From the first pages of the novel, you are struck by her tendency to describe things in threes, in arching adjectival triplets. So when Charlotte Cleve mistakes a sound for her own son's bicycle, her heart "vaulted up for a soaring, incredulous, gorgeously cruel moment". Not long afterwards, as Harriet is examining family photographs, she sees her mother looking "airy, charming, sparkling with life", a china dinner service that is "heavenly, glorious, a complete set", and another photograph where the light is "fractured, sentimental, incandescent with disaster".
The hyperbole works as long as it is coupled to Tartt's precise descriptions or her accurate ear for dialogue. But even if she stumbles over details, the pace of this novel remains impressive. Tartt is able to make "reading time" slow down, so that you feel you are experiencing the events she describes in real time, or even more slowly than real time. This groggy, dreamlike pace is particularly effective at moments of high drama. One action scene, in which Harriet and her best friend are caught for a few hours between a set of poisonous snakes and two violent criminals high on drugs, takes up 24 pages of unflagging description, which will speed your pulse as if you were trapped along with the children.
Because of Tartt's mastery of suspense, this book will grip most readers all the way through to its bitter end. But as you reach the last page, you may well feel a sense of relief.
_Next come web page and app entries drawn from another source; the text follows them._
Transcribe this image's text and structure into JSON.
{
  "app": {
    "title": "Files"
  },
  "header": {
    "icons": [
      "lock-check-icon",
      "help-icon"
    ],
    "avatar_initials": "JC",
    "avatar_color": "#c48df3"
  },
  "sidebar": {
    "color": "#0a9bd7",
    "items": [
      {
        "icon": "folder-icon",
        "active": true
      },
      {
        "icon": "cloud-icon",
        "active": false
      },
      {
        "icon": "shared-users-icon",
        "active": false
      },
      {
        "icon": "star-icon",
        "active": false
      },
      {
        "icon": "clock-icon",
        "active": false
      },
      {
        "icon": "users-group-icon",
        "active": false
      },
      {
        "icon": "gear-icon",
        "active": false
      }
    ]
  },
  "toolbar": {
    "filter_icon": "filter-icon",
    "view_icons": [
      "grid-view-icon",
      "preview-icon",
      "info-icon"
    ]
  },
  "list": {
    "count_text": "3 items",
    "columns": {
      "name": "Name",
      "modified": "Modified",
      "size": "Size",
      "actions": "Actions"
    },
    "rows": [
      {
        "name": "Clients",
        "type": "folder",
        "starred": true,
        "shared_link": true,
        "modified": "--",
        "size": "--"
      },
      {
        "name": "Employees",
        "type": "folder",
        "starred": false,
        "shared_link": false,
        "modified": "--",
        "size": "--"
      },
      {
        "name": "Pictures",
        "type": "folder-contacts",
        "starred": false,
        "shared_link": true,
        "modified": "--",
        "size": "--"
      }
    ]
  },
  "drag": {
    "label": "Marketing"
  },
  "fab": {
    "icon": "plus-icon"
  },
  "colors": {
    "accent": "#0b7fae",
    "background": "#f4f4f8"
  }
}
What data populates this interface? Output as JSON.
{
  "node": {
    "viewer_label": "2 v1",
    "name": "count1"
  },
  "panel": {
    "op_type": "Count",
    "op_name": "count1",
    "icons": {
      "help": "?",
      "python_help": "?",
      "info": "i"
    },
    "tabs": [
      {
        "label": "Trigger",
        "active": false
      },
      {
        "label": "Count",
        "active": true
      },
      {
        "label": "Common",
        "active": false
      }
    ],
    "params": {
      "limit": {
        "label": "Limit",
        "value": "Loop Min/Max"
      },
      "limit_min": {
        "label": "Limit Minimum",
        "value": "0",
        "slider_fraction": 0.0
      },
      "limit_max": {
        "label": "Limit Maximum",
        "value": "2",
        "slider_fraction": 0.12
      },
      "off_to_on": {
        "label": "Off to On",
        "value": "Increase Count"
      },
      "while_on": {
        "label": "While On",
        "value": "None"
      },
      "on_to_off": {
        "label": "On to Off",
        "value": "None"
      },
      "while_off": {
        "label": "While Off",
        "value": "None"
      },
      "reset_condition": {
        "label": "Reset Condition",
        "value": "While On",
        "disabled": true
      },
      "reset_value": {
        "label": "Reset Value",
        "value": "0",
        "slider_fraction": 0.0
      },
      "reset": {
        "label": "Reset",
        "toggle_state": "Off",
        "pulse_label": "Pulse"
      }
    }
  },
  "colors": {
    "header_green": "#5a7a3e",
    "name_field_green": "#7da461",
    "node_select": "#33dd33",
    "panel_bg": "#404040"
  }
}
Although this is a large novel, Tartt has created a claustrophobic world in which there is little possibility of freedom for any character. And although in a way this is Harriet's coming of age story, it has happened in a world so paranoid and so enclosed that you hardly believe she will ever be able to grow up.
Natasha Walter is the author of The New Feminism (Virago)